Take every line of the material below that includes the string "Cogon" and copy it out.

[[ EXTRACTED RECORDS, beginning ]]

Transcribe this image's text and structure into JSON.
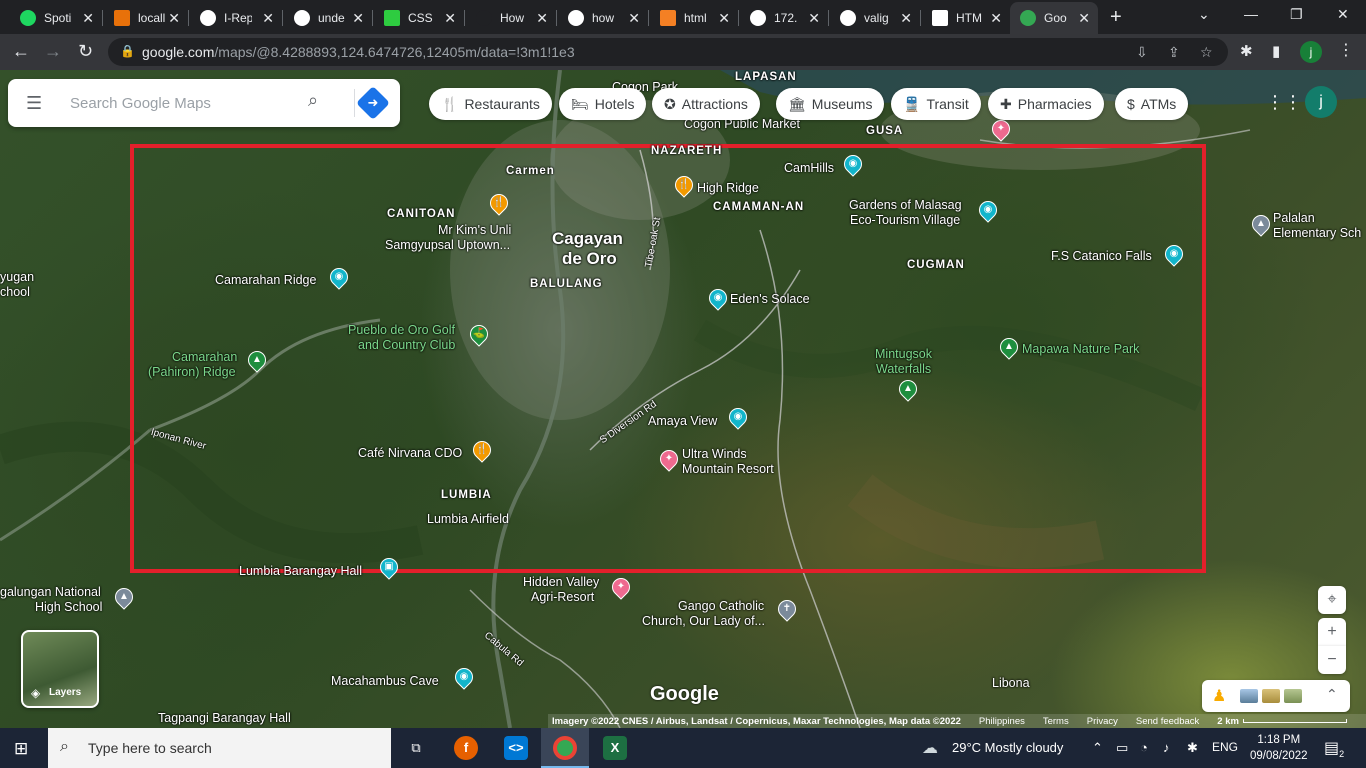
{
  "browser": {
    "tabs": [
      {
        "label": "Spoti",
        "favicon_color": "#1ed760"
      },
      {
        "label": "locall",
        "favicon_color": "#e8710a"
      },
      {
        "label": "I-Rep",
        "favicon_color": "#ffffff"
      },
      {
        "label": "unde",
        "favicon_color": "#ffffff"
      },
      {
        "label": "CSS t",
        "favicon_color": "#2ecc40"
      },
      {
        "label": "How",
        "favicon_color": "#202124"
      },
      {
        "label": "how",
        "favicon_color": "#ffffff"
      },
      {
        "label": "html",
        "favicon_color": "#f48024"
      },
      {
        "label": "172.",
        "favicon_color": "#ffffff"
      },
      {
        "label": "valig",
        "favicon_color": "#ffffff"
      },
      {
        "label": "HTM",
        "favicon_color": "#ffffff"
      },
      {
        "label": "Goo",
        "favicon_color": "#34a853"
      }
    ],
    "tab_close": "✕",
    "new_tab": "+",
    "url_host": "google.com",
    "url_path": "/maps/@8.4288893,124.6474726,12405m/data=!3m1!1e3",
    "profile_initial": "j"
  },
  "search": {
    "placeholder": "Search Google Maps"
  },
  "chips": [
    {
      "label": "Restaurants",
      "icon": "🍴"
    },
    {
      "label": "Hotels",
      "icon": "🛏"
    },
    {
      "label": "Attractions",
      "icon": "✪"
    },
    {
      "label": "Museums",
      "icon": "🏛"
    },
    {
      "label": "Transit",
      "icon": "🚆"
    },
    {
      "label": "Pharmacies",
      "icon": "✚"
    },
    {
      "label": "ATMs",
      "icon": "$"
    }
  ],
  "account_initial": "j",
  "map": {
    "places": [
      {
        "text": "Carmen"
      },
      {
        "text": "CANITOAN"
      },
      {
        "text": "Mr Kim's Unli"
      },
      {
        "text": "Samgyupsal Uptown..."
      },
      {
        "text": "Cagayan"
      },
      {
        "text": "de Oro"
      },
      {
        "text": "BALULANG"
      },
      {
        "text": "NAZARETH"
      },
      {
        "text": "High Ridge"
      },
      {
        "text": "CAMAMAN-AN"
      },
      {
        "text": "CamHills"
      },
      {
        "text": "Gardens of Malasag"
      },
      {
        "text": "Eco-Tourism Village"
      },
      {
        "text": "CUGMAN"
      },
      {
        "text": "F.S Catanico Falls"
      },
      {
        "text": "Palalan"
      },
      {
        "text": "Elementary Sch"
      },
      {
        "text": "Camarahan Ridge"
      },
      {
        "text": "Pueblo de Oro Golf"
      },
      {
        "text": "and Country Club"
      },
      {
        "text": "Eden's Solace"
      },
      {
        "text": "Mintugsok"
      },
      {
        "text": "Waterfalls"
      },
      {
        "text": "Mapawa Nature Park"
      },
      {
        "text": "Camarahan"
      },
      {
        "text": "(Pahiron) Ridge"
      },
      {
        "text": "Amaya View"
      },
      {
        "text": "Ultra Winds"
      },
      {
        "text": "Mountain Resort"
      },
      {
        "text": "Café Nirvana CDO"
      },
      {
        "text": "LUMBIA"
      },
      {
        "text": "Lumbia Airfield"
      },
      {
        "text": "Lumbia Barangay Hall"
      },
      {
        "text": "Hidden Valley"
      },
      {
        "text": "Agri-Resort"
      },
      {
        "text": "Gango Catholic"
      },
      {
        "text": "Church, Our Lady of..."
      },
      {
        "text": "Macahambus Cave"
      },
      {
        "text": "Libona"
      },
      {
        "text": "Tagpangi Barangay Hall"
      },
      {
        "text": "galungan National"
      },
      {
        "text": "High School"
      },
      {
        "text": "yugan"
      },
      {
        "text": "chool"
      },
      {
        "text": "LAPASAN"
      },
      {
        "text": "Cogon Public Market"
      },
      {
        "text": "GUSA"
      },
      {
        "text": "Cogon Park"
      },
      {
        "text": "Iponan River"
      },
      {
        "text": "S Diversion Rd"
      },
      {
        "text": "Cabula Rd"
      },
      {
        "text": "Tibe-oak St"
      }
    ],
    "layers_label": "Layers",
    "google_logo": "Google",
    "footer": {
      "imagery": "Imagery ©2022 CNES / Airbus, Landsat / Copernicus, Maxar Technologies, Map data ©2022",
      "country": "Philippines",
      "terms": "Terms",
      "privacy": "Privacy",
      "feedback": "Send feedback",
      "scale": "2 km"
    },
    "highlight_color": "#e3202b"
  },
  "taskbar": {
    "search_text": "Type here to search",
    "weather": "29°C  Mostly cloudy",
    "lang": "ENG",
    "time": "1:18 PM",
    "date": "09/08/2022",
    "notifications": "2"
  }
}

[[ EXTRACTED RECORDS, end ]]

### SOLUTION
        "text": "Cogon Public Market"
        "text": "Cogon Park"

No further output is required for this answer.